I began this series on myths about work by summarizing a Babylonian creation myth. I think modern people and the ancient Babylonians share some misconceptions about work, and I am contrasting them with what the Bible says. Make sure you look at part 1 and part 2.
My previous post addressed the idea that work is inherently bad. This time, I’m discussing the opposite extreme – seeing work as the purpose of life. The Babylonians thought that people were created to work, and many people today act that way.
Last time, I said that “Work is bad” might be the most common myth people believe. I said “might be” because this one is also remarkably prevalent. Think of people who stay late at the office every night, neglecting their families and their health. We identify with careers so much that “What do you do?” is usually the second question we ask each other after “What’s your name?” Children are taught to study hard and go to college so they can get a good job, and not having a job carries a strong social stigma.
Although the Bible affirms that work is good and is part of what God created us to do, it does not turn our effort into the total of our existence.
Work is an expression of the image of God in every person. We work because we are like God. But even God didn’t work all the time. He set the example of resting on the seventh day after working for six days to create the world.
Similarly, God commanded His people to rest one day out of seven. “Remember the Sabbath day by keeping it holy. Six days you shall labor and do all your work, but the seventh day is a Sabbath to the Lord your God. On it you shall not do any work, neither you, nor your son or daughter, nor your male or female servant, nor your animals, nor any foreigner residing in your towns. For in six days the Lord made the heavens and the earth, the sea, and all that is in them, but he rested on the seventh day. Therefore the Lord blessed the Sabbath day and made it holy” (Exodus 20:8-11).

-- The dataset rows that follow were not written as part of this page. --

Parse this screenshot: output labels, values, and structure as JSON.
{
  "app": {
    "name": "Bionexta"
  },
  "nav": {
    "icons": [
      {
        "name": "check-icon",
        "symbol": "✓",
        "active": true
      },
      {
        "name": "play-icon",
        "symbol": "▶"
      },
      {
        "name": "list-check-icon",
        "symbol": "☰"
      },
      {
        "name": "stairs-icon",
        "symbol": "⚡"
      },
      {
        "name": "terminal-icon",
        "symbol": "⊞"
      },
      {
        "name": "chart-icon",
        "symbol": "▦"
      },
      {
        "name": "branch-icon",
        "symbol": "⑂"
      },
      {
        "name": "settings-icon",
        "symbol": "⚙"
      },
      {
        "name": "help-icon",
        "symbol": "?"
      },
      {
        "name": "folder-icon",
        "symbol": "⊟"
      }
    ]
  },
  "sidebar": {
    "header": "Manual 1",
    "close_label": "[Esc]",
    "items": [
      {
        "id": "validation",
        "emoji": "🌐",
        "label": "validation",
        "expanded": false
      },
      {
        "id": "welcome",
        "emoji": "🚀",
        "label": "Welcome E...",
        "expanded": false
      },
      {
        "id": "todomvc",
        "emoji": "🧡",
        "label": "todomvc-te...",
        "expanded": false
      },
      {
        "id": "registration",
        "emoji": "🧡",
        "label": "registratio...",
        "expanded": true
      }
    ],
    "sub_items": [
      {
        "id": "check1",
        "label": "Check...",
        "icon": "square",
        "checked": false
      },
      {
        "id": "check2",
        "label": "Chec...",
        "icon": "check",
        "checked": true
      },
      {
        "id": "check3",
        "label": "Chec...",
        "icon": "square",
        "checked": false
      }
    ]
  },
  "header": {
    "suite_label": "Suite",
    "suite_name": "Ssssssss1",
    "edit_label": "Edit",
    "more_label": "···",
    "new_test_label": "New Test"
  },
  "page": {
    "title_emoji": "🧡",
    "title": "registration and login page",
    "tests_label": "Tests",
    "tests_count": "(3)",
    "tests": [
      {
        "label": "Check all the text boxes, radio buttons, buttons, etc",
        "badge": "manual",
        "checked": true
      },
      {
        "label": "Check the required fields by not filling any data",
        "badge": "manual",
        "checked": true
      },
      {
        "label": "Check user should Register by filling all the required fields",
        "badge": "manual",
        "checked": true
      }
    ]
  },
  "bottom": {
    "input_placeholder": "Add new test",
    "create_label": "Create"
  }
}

In both the Old and New Testaments, the greatest commandment is to love God with all of ourselves – heart, soul, mind and strength. Jesus added “love your neighbor as yourself” as the second great commandment. This is as close as the Bible comes to giving a purpose statement for human life.
Our work can be one way in which we love God and others. For example, my current work of producing English-teaching materials is an act of love for the students because it helps them acquire skills that will help them earn money, learn more about the world and live richer lives. Anything that people pay you to do is somehow beneficial to them. Otherwise they wouldn’t pay for it. And any act of service to others shows love for God.
But for most of us the greatest opportunity to love others is by spending time with our families. And work is notorious for cutting into family time. Overwork also takes time away from loving God through personal prayer and Bible study. It also leads us to worry rather than trusting God as He tells us to do.
So what’s the solution? Surprisingly, it’s the same as the solution to the opposite problem of seeing work as evil: “whatever you do, do all to the glory of God.” That means work is a means to the end of glorifying God, not an end in itself. But “whatever you do” includes resting, building relationships with family and friends, exercising, enjoying hobbies and anything else you spend time on. These things can and should glorify God just as much as your work does.
Update: See part 4 and part 5.
Update: See part 4 and part 5.